--- DATA PROVIDED ---
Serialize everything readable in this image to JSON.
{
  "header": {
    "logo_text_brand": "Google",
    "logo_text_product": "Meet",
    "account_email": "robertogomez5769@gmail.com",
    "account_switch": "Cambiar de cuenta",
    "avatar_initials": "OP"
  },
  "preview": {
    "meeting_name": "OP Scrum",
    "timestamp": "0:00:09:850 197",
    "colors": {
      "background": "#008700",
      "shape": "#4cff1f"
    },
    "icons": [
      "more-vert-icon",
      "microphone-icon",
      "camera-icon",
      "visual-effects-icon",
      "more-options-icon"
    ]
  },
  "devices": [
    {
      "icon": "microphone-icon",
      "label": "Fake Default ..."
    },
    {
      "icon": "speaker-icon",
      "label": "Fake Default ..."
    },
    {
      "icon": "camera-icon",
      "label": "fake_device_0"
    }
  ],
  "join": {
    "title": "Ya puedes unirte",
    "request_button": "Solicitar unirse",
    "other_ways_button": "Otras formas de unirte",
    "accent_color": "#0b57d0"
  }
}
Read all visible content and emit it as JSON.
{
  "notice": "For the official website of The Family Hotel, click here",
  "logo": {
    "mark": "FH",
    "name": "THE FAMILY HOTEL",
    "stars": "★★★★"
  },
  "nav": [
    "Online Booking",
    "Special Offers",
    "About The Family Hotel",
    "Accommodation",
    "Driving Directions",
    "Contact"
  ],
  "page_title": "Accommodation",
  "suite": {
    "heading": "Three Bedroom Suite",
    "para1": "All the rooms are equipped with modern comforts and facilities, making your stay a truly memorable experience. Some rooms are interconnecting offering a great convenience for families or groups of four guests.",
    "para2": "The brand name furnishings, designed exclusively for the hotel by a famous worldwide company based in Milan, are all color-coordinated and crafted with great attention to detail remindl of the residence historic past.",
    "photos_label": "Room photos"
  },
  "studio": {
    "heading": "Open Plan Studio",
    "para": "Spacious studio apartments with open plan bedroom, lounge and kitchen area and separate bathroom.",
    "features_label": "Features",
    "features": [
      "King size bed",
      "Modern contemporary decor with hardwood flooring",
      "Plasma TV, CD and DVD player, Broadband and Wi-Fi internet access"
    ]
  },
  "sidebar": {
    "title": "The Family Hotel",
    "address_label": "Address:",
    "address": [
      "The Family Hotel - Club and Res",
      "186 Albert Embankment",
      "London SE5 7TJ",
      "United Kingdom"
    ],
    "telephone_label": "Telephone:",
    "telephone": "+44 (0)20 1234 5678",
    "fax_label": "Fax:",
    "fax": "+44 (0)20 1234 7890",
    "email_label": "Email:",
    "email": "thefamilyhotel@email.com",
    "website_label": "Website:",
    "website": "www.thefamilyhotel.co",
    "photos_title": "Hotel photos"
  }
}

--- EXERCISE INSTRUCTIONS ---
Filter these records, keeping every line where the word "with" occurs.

--- WRITTEN ANSWER ---
    "para1": "All the rooms are equipped with modern comforts and facilities, making your stay a truly memorable experience. Some rooms are interconnecting offering a great convenience for families or groups of four guests.",
    "para2": "The brand name furnishings, designed exclusively for the hotel by a famous worldwide company based in Milan, are all color-coordinated and crafted with great attention to detail remindl of the residence historic past.",
    "para": "Spacious studio apartments with open plan bedroom, lounge and kitchen area and separate bathroom.",
      "Modern contemporary decor with hardwood flooring",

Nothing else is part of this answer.